▶ ACTIVITY: The lines you need are those holding the word "amount"; pull them from the material.

☆ ☆ ☆ ☆ ☆

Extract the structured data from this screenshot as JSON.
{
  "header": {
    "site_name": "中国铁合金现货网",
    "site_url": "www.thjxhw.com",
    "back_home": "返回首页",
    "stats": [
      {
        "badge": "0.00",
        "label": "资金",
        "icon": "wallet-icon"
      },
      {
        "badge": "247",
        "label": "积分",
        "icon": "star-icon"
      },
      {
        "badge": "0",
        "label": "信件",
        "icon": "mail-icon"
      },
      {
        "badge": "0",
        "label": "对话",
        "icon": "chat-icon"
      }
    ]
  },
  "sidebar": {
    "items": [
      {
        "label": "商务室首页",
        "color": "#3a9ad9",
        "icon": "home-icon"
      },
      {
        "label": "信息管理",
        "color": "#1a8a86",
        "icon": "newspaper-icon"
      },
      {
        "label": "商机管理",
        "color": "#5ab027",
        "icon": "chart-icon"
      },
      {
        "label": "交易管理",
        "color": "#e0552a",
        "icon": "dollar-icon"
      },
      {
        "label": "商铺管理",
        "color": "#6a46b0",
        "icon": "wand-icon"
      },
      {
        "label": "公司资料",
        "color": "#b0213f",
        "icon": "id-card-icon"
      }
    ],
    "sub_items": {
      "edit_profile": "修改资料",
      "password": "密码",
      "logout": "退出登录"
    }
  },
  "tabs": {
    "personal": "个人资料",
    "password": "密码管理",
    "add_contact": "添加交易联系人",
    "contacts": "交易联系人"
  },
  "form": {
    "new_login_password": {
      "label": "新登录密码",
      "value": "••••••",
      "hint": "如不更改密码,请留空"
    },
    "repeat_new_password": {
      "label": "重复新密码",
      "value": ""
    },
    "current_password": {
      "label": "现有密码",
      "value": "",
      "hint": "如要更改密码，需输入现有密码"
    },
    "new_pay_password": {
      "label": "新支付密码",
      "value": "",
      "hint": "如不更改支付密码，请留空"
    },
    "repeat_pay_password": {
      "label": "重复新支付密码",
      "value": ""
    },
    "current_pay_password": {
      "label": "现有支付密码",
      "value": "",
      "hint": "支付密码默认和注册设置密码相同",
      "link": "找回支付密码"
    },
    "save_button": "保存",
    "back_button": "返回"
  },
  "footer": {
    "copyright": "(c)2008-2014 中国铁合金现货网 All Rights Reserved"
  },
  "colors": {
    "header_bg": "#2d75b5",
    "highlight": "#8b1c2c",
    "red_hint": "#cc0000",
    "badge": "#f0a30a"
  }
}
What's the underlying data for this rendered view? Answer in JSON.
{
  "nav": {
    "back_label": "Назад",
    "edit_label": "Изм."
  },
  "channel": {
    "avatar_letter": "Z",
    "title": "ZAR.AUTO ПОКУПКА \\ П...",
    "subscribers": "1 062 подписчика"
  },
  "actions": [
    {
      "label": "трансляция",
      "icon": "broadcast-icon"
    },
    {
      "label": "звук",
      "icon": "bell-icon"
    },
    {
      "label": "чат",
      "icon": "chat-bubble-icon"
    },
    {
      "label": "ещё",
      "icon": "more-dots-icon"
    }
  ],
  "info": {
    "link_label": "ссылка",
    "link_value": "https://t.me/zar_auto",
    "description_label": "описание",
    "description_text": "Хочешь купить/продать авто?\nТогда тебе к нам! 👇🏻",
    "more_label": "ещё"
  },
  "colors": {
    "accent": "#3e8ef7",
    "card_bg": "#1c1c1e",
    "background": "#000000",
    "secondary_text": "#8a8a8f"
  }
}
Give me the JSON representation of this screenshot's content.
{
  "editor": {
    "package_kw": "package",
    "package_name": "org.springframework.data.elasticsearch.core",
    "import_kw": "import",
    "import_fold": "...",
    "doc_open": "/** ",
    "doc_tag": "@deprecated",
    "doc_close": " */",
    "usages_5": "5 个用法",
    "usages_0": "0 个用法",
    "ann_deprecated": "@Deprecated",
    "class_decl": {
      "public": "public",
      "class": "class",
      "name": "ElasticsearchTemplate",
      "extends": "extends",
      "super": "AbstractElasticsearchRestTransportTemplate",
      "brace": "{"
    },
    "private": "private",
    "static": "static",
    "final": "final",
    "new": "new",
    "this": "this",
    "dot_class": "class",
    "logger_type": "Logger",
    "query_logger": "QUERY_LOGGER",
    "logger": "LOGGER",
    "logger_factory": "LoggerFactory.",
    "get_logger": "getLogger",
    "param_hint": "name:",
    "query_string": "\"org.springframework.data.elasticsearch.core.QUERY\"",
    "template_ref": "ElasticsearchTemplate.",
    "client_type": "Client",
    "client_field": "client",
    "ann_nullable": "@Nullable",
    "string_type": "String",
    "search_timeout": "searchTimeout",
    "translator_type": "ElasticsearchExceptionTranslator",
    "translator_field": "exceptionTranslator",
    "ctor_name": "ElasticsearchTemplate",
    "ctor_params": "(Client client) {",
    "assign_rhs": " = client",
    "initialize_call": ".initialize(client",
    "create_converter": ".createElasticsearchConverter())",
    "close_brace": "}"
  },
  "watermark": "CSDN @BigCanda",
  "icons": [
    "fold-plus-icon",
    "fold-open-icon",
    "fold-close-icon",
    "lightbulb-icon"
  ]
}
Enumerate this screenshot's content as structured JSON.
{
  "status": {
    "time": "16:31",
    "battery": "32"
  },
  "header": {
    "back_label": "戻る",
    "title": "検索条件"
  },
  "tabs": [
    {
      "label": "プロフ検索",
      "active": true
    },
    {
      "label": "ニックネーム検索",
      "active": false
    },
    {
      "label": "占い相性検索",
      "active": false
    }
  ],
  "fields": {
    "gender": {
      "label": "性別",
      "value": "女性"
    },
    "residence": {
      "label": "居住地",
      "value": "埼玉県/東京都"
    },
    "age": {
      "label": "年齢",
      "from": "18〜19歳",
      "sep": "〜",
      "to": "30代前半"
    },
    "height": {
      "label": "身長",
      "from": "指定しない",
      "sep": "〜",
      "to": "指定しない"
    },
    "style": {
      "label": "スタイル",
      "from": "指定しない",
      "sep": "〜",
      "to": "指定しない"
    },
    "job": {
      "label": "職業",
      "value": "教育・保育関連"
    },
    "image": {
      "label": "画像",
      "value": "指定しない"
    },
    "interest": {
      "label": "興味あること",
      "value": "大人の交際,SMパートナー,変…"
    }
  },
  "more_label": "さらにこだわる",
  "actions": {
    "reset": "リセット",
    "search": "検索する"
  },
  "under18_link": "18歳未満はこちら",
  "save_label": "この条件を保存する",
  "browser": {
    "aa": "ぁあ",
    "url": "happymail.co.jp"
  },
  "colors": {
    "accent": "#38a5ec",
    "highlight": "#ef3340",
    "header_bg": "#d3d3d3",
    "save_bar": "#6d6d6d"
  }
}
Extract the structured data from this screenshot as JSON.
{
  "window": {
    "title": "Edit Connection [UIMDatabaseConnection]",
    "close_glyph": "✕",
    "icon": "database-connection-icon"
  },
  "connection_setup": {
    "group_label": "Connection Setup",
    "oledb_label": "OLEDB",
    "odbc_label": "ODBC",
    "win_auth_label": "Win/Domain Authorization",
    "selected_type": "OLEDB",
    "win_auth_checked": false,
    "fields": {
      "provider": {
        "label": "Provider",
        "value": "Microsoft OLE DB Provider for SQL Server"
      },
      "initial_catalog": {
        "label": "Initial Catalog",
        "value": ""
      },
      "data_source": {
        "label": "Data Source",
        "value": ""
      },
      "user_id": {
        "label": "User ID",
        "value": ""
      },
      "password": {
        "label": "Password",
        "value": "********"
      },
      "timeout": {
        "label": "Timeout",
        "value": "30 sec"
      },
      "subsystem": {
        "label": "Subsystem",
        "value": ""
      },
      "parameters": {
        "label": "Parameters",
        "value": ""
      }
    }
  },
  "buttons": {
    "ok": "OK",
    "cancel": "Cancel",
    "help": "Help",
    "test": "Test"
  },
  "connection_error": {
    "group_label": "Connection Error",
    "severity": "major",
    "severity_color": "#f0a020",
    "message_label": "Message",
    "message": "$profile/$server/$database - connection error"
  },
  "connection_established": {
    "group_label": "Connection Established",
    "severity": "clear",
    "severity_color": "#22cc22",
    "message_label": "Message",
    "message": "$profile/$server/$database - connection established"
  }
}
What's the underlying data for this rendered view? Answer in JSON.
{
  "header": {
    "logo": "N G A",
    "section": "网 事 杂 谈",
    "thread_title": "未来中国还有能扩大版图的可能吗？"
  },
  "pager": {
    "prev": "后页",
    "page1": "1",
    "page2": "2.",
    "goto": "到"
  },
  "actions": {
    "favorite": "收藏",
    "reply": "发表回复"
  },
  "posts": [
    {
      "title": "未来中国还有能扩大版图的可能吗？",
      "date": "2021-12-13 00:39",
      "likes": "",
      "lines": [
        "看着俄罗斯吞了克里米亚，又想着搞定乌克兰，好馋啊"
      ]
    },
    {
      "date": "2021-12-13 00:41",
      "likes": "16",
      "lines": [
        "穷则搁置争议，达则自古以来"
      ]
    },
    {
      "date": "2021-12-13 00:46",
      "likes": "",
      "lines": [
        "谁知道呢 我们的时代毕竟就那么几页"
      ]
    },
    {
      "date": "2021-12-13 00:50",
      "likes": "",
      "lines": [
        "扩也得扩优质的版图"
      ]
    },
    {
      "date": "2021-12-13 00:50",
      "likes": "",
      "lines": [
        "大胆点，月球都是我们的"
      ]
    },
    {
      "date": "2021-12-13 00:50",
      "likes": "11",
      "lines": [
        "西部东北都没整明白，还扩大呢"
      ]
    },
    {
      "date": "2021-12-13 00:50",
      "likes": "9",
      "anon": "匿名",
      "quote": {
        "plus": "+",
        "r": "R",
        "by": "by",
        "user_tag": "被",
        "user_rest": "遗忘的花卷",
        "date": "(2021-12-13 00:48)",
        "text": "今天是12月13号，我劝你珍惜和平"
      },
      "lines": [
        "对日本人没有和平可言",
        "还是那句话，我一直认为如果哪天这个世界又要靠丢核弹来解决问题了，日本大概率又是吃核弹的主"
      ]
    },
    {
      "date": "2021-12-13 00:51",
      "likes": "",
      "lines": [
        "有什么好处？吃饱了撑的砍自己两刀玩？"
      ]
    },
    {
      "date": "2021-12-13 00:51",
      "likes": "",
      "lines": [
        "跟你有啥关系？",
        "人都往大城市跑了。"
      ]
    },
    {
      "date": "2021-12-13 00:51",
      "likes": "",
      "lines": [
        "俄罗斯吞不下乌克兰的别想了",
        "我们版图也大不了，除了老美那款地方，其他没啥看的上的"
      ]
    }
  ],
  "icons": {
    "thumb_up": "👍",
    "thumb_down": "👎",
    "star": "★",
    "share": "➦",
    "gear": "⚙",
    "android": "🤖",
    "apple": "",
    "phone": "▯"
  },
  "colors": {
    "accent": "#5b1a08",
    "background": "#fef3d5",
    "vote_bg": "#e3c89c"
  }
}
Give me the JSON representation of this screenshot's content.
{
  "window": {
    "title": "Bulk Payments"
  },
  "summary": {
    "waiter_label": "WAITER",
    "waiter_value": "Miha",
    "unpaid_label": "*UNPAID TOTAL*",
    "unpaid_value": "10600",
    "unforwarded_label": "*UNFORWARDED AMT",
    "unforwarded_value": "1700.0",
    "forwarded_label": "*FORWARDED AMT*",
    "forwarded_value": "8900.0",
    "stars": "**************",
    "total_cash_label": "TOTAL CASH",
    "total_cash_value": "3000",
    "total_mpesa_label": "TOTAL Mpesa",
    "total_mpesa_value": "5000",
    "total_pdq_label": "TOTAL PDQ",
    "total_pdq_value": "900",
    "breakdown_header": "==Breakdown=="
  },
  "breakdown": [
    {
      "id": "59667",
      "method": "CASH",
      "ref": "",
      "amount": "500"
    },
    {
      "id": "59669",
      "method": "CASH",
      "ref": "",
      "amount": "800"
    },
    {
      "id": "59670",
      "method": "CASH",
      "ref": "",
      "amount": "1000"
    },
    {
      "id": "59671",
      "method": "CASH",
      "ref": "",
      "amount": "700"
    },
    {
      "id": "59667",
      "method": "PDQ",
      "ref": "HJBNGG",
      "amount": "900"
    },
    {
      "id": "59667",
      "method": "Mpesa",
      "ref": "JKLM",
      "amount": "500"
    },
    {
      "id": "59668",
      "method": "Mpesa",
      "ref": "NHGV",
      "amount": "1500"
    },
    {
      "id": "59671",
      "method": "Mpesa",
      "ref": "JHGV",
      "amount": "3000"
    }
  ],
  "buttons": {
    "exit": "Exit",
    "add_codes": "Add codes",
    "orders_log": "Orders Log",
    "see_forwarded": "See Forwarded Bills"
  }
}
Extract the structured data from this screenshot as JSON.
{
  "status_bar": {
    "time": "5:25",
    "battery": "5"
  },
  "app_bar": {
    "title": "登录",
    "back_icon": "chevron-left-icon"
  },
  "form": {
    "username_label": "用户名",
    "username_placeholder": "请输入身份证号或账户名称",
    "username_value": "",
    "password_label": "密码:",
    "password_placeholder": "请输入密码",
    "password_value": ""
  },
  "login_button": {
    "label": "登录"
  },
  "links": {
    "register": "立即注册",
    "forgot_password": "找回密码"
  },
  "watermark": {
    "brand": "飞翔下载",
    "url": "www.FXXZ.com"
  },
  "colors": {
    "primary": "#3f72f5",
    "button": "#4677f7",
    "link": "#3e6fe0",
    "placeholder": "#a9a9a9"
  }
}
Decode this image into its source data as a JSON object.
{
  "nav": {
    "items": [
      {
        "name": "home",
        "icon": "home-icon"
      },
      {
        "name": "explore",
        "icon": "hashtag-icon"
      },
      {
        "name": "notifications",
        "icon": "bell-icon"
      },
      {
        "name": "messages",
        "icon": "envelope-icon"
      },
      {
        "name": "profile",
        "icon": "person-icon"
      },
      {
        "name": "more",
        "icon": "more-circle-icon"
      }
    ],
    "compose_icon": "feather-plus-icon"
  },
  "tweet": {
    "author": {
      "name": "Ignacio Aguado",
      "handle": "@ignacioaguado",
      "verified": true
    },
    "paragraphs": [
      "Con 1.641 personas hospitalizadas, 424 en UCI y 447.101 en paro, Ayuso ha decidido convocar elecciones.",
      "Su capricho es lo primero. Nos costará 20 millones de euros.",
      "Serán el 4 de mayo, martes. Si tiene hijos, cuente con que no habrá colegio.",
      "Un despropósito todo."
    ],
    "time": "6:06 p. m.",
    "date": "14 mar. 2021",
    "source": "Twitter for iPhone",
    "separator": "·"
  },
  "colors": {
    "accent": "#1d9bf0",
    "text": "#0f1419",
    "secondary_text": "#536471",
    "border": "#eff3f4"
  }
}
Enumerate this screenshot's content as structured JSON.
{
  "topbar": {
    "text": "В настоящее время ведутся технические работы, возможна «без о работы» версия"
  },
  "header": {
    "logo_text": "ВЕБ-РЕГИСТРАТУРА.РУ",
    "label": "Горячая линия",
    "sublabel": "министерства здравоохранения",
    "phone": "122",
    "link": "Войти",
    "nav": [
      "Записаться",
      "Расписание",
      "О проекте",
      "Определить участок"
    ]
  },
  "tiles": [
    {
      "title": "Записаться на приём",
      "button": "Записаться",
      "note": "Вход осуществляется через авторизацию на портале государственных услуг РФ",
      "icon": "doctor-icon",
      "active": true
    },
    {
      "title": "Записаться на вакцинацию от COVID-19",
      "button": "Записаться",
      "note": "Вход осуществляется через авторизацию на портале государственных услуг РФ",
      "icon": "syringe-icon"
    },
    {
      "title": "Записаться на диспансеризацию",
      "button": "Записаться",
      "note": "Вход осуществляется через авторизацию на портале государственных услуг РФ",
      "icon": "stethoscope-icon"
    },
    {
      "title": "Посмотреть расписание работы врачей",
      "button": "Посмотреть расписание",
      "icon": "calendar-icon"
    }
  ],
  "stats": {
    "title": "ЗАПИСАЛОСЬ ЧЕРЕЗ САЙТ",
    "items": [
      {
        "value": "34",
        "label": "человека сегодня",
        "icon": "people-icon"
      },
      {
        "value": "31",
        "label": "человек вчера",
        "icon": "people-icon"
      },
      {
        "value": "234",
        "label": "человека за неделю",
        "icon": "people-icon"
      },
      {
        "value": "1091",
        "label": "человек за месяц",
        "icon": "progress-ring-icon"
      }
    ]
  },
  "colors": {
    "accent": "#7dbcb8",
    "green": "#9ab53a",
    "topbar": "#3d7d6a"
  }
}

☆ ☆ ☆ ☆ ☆

▶ ANSWER SECTION:
      "amount": "500"
      "amount": "800"
      "amount": "1000"
      "amount": "700"
      "amount": "900"
      "amount": "500"
      "amount": "1500"
      "amount": "3000"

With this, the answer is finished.